About this exercise: Reproduce the records below exactly as they are written.

########

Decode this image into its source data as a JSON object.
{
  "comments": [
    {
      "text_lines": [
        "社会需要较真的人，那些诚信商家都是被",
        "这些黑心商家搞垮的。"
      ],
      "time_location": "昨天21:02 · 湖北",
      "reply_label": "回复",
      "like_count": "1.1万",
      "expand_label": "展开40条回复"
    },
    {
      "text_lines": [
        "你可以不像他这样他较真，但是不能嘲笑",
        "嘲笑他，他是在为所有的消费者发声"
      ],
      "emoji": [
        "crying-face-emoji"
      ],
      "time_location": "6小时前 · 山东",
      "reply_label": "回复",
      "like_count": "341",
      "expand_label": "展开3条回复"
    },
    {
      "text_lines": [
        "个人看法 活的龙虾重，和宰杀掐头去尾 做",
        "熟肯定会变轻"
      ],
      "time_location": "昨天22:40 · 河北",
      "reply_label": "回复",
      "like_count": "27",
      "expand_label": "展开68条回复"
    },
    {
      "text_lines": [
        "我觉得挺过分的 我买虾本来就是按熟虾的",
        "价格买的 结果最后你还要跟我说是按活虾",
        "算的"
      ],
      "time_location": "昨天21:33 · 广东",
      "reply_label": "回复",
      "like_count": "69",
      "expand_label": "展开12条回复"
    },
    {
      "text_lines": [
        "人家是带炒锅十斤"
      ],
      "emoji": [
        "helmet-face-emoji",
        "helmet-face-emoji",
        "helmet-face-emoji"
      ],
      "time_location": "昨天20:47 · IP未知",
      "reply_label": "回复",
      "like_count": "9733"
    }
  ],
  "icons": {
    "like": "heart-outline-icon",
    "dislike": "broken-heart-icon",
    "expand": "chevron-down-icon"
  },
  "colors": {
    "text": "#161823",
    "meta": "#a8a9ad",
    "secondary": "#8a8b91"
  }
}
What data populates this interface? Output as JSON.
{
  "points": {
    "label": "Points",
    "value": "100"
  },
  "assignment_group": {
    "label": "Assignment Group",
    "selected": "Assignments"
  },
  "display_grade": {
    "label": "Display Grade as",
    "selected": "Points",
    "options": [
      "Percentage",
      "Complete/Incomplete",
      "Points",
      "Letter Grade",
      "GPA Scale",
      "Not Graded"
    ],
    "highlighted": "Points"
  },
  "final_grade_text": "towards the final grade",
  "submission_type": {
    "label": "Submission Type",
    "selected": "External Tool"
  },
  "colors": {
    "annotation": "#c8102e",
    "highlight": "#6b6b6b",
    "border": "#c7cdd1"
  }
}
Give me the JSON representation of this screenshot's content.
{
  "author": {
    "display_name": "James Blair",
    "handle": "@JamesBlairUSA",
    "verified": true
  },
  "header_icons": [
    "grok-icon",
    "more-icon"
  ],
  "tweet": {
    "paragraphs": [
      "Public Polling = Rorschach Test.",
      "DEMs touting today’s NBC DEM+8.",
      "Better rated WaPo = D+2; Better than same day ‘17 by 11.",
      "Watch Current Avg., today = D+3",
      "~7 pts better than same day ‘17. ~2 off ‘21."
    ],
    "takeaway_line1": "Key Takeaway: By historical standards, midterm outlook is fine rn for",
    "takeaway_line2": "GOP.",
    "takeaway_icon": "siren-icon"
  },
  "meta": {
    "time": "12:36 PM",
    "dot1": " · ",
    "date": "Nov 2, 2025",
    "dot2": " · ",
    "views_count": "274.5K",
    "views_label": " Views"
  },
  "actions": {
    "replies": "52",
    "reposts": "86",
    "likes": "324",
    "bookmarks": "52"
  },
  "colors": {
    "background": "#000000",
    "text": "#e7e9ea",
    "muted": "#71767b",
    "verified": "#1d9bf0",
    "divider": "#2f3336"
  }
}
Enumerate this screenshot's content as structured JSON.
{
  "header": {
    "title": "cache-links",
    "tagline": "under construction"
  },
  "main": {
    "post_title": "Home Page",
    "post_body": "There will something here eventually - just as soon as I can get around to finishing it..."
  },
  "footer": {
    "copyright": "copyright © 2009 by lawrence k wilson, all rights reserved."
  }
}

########

Solution:
Decode this image into its source data as a JSON object.
{
  "comments": [
    {
      "text_lines": [
        "社会需要较真的人，那些诚信商家都是被",
        "这些黑心商家搞垮的。"
      ],
      "time_location": "昨天21:02 · 湖北",
      "reply_label": "回复",
      "like_count": "1.1万",
      "expand_label": "展开40条回复"
    },
    {
      "text_lines": [
        "你可以不像他这样他较真，但是不能嘲笑",
        "嘲笑他，他是在为所有的消费者发声"
      ],
      "emoji": [
        "crying-face-emoji"
      ],
      "time_location": "6小时前 · 山东",
      "reply_label": "回复",
      "like_count": "341",
      "expand_label": "展开3条回复"
    },
    {
      "text_lines": [
        "个人看法 活的龙虾重，和宰杀掐头去尾 做",
        "熟肯定会变轻"
      ],
      "time_location": "昨天22:40 · 河北",
      "reply_label": "回复",
      "like_count": "27",
      "expand_label": "展开68条回复"
    },
    {
      "text_lines": [
        "我觉得挺过分的 我买虾本来就是按熟虾的",
        "价格买的 结果最后你还要跟我说是按活虾",
        "算的"
      ],
      "time_location": "昨天21:33 · 广东",
      "reply_label": "回复",
      "like_count": "69",
      "expand_label": "展开12条回复"
    },
    {
      "text_lines": [
        "人家是带炒锅十斤"
      ],
      "emoji": [
        "helmet-face-emoji",
        "helmet-face-emoji",
        "helmet-face-emoji"
      ],
      "time_location": "昨天20:47 · IP未知",
      "reply_label": "回复",
      "like_count": "9733"
    }
  ],
  "icons": {
    "like": "heart-outline-icon",
    "dislike": "broken-heart-icon",
    "expand": "chevron-down-icon"
  },
  "colors": {
    "text": "#161823",
    "meta": "#a8a9ad",
    "secondary": "#8a8b91"
  }
}
What data populates this interface? Output as JSON.
{
  "points": {
    "label": "Points",
    "value": "100"
  },
  "assignment_group": {
    "label": "Assignment Group",
    "selected": "Assignments"
  },
  "display_grade": {
    "label": "Display Grade as",
    "selected": "Points",
    "options": [
      "Percentage",
      "Complete/Incomplete",
      "Points",
      "Letter Grade",
      "GPA Scale",
      "Not Graded"
    ],
    "highlighted": "Points"
  },
  "final_grade_text": "towards the final grade",
  "submission_type": {
    "label": "Submission Type",
    "selected": "External Tool"
  },
  "colors": {
    "annotation": "#c8102e",
    "highlight": "#6b6b6b",
    "border": "#c7cdd1"
  }
}
Give me the JSON representation of this screenshot's content.
{
  "author": {
    "display_name": "James Blair",
    "handle": "@JamesBlairUSA",
    "verified": true
  },
  "header_icons": [
    "grok-icon",
    "more-icon"
  ],
  "tweet": {
    "paragraphs": [
      "Public Polling = Rorschach Test.",
      "DEMs touting today’s NBC DEM+8.",
      "Better rated WaPo = D+2; Better than same day ‘17 by 11.",
      "Watch Current Avg., today = D+3",
      "~7 pts better than same day ‘17. ~2 off ‘21."
    ],
    "takeaway_line1": "Key Takeaway: By historical standards, midterm outlook is fine rn for",
    "takeaway_line2": "GOP.",
    "takeaway_icon": "siren-icon"
  },
  "meta": {
    "time": "12:36 PM",
    "dot1": " · ",
    "date": "Nov 2, 2025",
    "dot2": " · ",
    "views_count": "274.5K",
    "views_label": " Views"
  },
  "actions": {
    "replies": "52",
    "reposts": "86",
    "likes": "324",
    "bookmarks": "52"
  },
  "colors": {
    "background": "#000000",
    "text": "#e7e9ea",
    "muted": "#71767b",
    "verified": "#1d9bf0",
    "divider": "#2f3336"
  }
}
Enumerate this screenshot's content as structured JSON.
{
  "header": {
    "title": "cache-links",
    "tagline": "under construction"
  },
  "main": {
    "post_title": "Home Page",
    "post_body": "There will something here eventually - just as soon as I can get around to finishing it..."
  },
  "footer": {
    "copyright": "copyright © 2009 by lawrence k wilson, all rights reserved."
  }
}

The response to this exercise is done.